# [Exercise]
From the first line to the last, repeat the data below exactly.

-- Supplied material follows --

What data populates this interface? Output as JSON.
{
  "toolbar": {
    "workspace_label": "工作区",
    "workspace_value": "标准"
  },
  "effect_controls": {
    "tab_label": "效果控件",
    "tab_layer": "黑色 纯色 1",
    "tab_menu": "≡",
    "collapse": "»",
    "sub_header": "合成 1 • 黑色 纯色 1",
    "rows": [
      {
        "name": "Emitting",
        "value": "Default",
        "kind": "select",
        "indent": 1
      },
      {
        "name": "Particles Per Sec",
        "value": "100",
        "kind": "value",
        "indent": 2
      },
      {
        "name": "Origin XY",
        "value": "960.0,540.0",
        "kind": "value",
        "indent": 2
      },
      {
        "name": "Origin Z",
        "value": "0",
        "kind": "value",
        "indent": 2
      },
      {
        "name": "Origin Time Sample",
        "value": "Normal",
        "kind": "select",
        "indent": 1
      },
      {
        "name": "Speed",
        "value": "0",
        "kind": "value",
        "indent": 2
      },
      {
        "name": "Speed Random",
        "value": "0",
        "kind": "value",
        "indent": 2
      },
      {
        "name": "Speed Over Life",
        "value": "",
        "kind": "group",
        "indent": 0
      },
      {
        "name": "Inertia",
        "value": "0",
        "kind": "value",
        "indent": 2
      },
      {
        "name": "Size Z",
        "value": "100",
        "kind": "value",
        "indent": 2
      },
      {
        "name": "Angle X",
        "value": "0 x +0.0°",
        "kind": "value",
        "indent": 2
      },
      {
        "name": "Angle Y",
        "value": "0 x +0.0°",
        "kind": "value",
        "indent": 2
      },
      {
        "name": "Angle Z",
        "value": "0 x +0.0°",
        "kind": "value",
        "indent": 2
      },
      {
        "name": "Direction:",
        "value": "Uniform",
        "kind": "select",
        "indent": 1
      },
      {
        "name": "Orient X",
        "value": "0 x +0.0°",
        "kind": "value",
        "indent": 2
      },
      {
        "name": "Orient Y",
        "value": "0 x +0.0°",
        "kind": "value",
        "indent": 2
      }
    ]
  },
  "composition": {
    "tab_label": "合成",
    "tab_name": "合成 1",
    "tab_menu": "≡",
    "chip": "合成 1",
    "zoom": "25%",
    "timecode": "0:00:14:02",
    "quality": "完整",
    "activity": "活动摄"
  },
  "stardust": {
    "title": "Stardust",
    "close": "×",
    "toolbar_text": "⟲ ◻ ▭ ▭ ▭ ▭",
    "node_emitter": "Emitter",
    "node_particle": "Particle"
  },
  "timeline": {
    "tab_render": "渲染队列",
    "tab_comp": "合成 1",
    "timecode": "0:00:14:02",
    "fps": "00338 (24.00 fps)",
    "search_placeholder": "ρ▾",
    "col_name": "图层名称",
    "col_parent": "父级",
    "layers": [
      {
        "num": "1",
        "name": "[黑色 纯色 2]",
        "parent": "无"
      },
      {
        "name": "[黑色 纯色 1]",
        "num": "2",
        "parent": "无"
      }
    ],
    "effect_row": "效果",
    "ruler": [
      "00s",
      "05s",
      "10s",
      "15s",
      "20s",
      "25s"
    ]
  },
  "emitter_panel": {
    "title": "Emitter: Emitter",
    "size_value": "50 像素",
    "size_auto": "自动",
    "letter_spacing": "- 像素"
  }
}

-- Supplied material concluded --

# [Your response]
What data populates this interface? Output as JSON.
{
  "toolbar": {
    "workspace_label": "工作区",
    "workspace_value": "标准"
  },
  "effect_controls": {
    "tab_label": "效果控件",
    "tab_layer": "黑色 纯色 1",
    "tab_menu": "≡",
    "collapse": "»",
    "sub_header": "合成 1 • 黑色 纯色 1",
    "rows": [
      {
        "name": "Emitting",
        "value": "Default",
        "kind": "select",
        "indent": 1
      },
      {
        "name": "Particles Per Sec",
        "value": "100",
        "kind": "value",
        "indent": 2
      },
      {
        "name": "Origin XY",
        "value": "960.0,540.0",
        "kind": "value",
        "indent": 2
      },
      {
        "name": "Origin Z",
        "value": "0",
        "kind": "value",
        "indent": 2
      },
      {
        "name": "Origin Time Sample",
        "value": "Normal",
        "kind": "select",
        "indent": 1
      },
      {
        "name": "Speed",
        "value": "0",
        "kind": "value",
        "indent": 2
      },
      {
        "name": "Speed Random",
        "value": "0",
        "kind": "value",
        "indent": 2
      },
      {
        "name": "Speed Over Life",
        "value": "",
        "kind": "group",
        "indent": 0
      },
      {
        "name": "Inertia",
        "value": "0",
        "kind": "value",
        "indent": 2
      },
      {
        "name": "Size Z",
        "value": "100",
        "kind": "value",
        "indent": 2
      },
      {
        "name": "Angle X",
        "value": "0 x +0.0°",
        "kind": "value",
        "indent": 2
      },
      {
        "name": "Angle Y",
        "value": "0 x +0.0°",
        "kind": "value",
        "indent": 2
      },
      {
        "name": "Angle Z",
        "value": "0 x +0.0°",
        "kind": "value",
        "indent": 2
      },
      {
        "name": "Direction:",
        "value": "Uniform",
        "kind": "select",
        "indent": 1
      },
      {
        "name": "Orient X",
        "value": "0 x +0.0°",
        "kind": "value",
        "indent": 2
      },
      {
        "name": "Orient Y",
        "value": "0 x +0.0°",
        "kind": "value",
        "indent": 2
      }
    ]
  },
  "composition": {
    "tab_label": "合成",
    "tab_name": "合成 1",
    "tab_menu": "≡",
    "chip": "合成 1",
    "zoom": "25%",
    "timecode": "0:00:14:02",
    "quality": "完整",
    "activity": "活动摄"
  },
  "stardust": {
    "title": "Stardust",
    "close": "×",
    "toolbar_text": "⟲ ◻ ▭ ▭ ▭ ▭",
    "node_emitter": "Emitter",
    "node_particle": "Particle"
  },
  "timeline": {
    "tab_render": "渲染队列",
    "tab_comp": "合成 1",
    "timecode": "0:00:14:02",
    "fps": "00338 (24.00 fps)",
    "search_placeholder": "ρ▾",
    "col_name": "图层名称",
    "col_parent": "父级",
    "layers": [
      {
        "num": "1",
        "name": "[黑色 纯色 2]",
        "parent": "无"
      },
      {
        "name": "[黑色 纯色 1]",
        "num": "2",
        "parent": "无"
      }
    ],
    "effect_row": "效果",
    "ruler": [
      "00s",
      "05s",
      "10s",
      "15s",
      "20s",
      "25s"
    ]
  },
  "emitter_panel": {
    "title": "Emitter: Emitter",
    "size_value": "50 像素",
    "size_auto": "自动",
    "letter_spacing": "- 像素"
  }
}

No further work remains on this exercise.